Yes you may mention info on your listserve about TaxTalk. As part of what you say please say [... any CPA or attorney or a member of the Calif Society of CPAs may join. It is possible to join without having a free Yahoo account but then they will not have access to the files and other items posted.

Once signed in on their Yahoo account go to http://finance.groups.yahoo.com/group/TaxTalk/ and I believe in top right corner is Join Group. Click on it and answer the few questions and in the comment box say you are a CPA or attorney, whichever you are and I will get the request to join.

Be aware that we run on the average 30 or move emails per day. I encourage people to set up a folder for just the emails from this listserve and then via a rule or filter send them to that folder instead of having them be in your inbox. Thus you can read them when you want and it will not fill up the inbox when you are looking for client emails etc.

We currently have about 830 CPAs and attorneys nationwide but mainly in California.... ]

Please encourage your members to join our listserve.
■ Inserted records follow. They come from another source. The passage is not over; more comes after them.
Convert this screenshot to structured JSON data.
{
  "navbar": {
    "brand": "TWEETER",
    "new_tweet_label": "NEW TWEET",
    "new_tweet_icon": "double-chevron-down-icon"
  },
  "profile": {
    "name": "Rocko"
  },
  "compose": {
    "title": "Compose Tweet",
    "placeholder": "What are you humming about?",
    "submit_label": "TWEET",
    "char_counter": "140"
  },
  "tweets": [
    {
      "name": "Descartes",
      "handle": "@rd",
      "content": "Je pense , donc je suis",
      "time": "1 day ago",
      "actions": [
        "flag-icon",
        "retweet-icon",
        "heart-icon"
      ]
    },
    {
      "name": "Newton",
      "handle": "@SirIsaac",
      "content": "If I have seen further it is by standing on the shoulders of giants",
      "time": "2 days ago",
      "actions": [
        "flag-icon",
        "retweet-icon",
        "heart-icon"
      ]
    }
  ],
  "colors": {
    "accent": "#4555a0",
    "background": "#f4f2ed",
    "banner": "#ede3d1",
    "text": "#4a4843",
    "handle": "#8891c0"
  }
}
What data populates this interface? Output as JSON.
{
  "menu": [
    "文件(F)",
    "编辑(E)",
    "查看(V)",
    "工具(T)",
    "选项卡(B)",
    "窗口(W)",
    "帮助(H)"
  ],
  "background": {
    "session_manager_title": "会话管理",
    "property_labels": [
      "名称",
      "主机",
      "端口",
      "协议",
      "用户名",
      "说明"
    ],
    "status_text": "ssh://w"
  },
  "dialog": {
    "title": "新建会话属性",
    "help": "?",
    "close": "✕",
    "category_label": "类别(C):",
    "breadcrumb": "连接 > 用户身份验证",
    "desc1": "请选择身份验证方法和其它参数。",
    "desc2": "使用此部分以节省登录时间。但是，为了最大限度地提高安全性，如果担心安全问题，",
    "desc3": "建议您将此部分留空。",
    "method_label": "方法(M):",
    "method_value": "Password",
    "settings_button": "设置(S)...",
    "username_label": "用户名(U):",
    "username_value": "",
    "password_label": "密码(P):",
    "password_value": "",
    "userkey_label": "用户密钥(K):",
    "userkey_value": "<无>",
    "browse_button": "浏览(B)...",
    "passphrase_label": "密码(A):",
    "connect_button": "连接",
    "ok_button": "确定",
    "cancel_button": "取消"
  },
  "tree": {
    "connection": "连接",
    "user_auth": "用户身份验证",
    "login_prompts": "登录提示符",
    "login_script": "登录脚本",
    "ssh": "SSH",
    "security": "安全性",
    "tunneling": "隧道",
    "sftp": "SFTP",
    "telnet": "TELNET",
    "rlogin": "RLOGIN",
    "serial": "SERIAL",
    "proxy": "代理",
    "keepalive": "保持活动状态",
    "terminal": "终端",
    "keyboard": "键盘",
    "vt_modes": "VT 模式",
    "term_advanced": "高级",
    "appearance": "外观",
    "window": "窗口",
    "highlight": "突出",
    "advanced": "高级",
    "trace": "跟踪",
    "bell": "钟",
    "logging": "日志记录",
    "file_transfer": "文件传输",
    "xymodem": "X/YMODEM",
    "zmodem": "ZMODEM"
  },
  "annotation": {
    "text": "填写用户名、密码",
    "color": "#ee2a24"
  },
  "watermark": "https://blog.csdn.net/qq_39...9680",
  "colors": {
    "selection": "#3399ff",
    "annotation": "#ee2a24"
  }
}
If any questions let me know.

Hemet, CA
Moderator TaxTalk





Many useful accounting sites (scroll down) --- http://www.iasplus.com/links/links.htm


Bob Jensen's Sort-of Blogs --- http://faculty.trinity.edu/rjensen/JensenBlogs.htm
Current and past editions of my newsletter called New Bookmarks --- http://faculty.trinity.edu/rjensen/bookurl.htm
Current and past editions of my newsletter called Tidbits --- http://faculty.trinity.edu/rjensen/TidbitsDirectory.htm
Current and past editions of my newsletter called Fraud Updates --- http://faculty.trinity.edu/rjensen/FraudUpdates.htm

Some Accounting History Sites

Bob Jensen's Accounting History in a Nutshell and Links --- http://faculty.trinity.edu/rjensen/theory01.htm#AccountingHistory

Accounting History Libraries at the University of Mississippi (Ole Miss) --- http://www.olemiss.edu/depts/accountancy/libraries.html
The above libraries include international accounting history.
The above libraries include film and video historical collections.

MAAW Knowledge Portal for Management and Accounting --- http://maaw.info/

Academy of Accounting Historians and the Accounting Historians Journal ---

Sage Accounting History --- http://ach.sagepub.com/cgi/pdf_extract/11/3/269

A nice timeline on the development of U.S. standards and the evolution of thinking about the income statement versus the balance sheet is provided at:
"The Evolution of U.S. GAAP: The Political Forces Behind Professional Standards (1930-1973)," by Stephen A. Zeff, CPA Journal, January 2005 --- http://www.nysscpa.org/cpajournal/2005/105/infocus/p18.htm
Part II covering years 1974-2003 published in February 2005 --- http://www.nysscpa.org/cpajournal/2005/205/index.htm 

A nice timeline of accounting history --- http://www.docstoc.com/docs/2187711/A-HISTORY-OF-ACCOUNTING

From Texas A&M University
Accounting History Outline --- http://acct.tamu.edu/giroux/history.html

Bob Jensen's timeline of derivative financial instruments and hedge accounting ---

History of Fraud in America --- http://faculty.trinity.edu/rjensen/415wp/AmericanHistoryOfFraud.htm
Also see http://faculty.trinity.edu/rjensen/Fraud.htm

Bob Jensen's Threads ---

More of Bob Jensen's Pictures and Stories

All my online pictures --- http://www.cs.trinity.edu/~rjensen/PictureHistory/


Professor Robert E. Jensen (Bob) http://www.trinity.edu/rjensen
190 Sunset Hill Road
Sugar Hill, NH 03586
Phone:  603-823-8482 
Email:  rjensen@trinity.edu